Top of Entries provided

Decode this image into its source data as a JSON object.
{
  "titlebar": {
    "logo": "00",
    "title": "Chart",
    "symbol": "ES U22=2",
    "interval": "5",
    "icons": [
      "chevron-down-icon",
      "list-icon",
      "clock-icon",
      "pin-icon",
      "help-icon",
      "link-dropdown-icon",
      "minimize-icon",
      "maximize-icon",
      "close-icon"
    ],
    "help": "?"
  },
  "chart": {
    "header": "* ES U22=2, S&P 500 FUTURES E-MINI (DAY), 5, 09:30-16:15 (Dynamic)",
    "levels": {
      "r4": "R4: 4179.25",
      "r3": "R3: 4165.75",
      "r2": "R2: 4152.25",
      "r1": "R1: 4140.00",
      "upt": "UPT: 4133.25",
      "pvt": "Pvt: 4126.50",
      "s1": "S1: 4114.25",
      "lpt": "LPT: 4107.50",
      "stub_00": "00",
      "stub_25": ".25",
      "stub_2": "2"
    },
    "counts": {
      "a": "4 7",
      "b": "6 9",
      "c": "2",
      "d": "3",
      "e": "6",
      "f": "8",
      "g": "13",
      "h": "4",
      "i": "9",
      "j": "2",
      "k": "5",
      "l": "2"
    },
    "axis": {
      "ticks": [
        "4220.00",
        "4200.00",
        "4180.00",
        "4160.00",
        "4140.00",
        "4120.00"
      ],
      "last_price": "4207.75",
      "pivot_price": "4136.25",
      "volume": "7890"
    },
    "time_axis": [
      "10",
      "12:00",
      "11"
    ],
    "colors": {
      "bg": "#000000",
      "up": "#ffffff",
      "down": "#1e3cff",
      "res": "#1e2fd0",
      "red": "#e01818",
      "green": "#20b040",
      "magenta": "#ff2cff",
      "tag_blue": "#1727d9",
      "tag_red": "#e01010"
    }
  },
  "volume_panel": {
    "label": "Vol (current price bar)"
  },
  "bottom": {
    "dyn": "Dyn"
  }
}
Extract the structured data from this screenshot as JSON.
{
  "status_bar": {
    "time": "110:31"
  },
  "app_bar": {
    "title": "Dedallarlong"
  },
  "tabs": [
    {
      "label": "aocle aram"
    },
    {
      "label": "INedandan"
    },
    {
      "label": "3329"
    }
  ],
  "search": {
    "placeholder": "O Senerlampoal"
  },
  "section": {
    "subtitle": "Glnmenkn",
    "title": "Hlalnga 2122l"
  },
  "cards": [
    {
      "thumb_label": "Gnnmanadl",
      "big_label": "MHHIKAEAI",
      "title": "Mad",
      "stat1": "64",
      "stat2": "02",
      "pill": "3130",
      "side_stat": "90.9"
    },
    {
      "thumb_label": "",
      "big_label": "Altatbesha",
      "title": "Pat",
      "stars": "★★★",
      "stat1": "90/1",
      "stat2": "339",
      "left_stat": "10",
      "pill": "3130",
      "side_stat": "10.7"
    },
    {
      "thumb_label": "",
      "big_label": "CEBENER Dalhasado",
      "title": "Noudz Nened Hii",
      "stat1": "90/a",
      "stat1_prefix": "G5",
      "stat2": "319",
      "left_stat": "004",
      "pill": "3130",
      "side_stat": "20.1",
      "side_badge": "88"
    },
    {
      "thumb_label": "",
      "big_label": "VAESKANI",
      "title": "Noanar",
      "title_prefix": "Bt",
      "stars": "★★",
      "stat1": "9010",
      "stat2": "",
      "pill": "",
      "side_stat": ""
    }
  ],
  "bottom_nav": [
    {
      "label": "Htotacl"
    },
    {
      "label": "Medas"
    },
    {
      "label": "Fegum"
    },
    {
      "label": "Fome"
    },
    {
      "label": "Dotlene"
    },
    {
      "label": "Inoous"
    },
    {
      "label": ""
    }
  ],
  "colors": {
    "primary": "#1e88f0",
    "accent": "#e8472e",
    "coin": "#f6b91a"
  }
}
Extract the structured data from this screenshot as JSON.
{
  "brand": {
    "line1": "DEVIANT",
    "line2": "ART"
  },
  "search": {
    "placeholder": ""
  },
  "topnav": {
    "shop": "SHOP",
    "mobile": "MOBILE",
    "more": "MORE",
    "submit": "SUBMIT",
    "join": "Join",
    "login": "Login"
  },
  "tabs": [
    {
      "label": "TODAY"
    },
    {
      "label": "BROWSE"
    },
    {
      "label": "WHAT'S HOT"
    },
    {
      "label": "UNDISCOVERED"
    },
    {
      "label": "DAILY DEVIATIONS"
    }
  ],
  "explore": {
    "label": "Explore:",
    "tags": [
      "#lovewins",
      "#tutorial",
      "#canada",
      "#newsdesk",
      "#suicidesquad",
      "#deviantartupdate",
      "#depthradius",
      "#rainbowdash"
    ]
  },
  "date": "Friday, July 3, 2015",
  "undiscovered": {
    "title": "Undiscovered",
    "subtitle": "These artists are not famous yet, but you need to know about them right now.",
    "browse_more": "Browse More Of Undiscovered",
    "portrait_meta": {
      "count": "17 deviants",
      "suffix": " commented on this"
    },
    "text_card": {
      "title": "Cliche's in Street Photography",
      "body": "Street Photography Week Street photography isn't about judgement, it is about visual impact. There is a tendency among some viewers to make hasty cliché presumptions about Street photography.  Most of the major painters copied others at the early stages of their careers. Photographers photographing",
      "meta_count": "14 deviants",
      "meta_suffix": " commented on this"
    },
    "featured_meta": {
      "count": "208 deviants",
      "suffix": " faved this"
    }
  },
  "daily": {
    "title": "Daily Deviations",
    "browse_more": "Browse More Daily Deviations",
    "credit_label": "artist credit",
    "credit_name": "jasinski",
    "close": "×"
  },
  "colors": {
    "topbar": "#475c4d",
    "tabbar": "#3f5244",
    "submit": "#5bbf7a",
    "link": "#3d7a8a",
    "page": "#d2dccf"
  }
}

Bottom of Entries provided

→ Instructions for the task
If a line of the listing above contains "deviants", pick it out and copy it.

→ Exercise answer
      "count": "17 deviants",
      "meta_count": "14 deviants",
      "count": "208 deviants",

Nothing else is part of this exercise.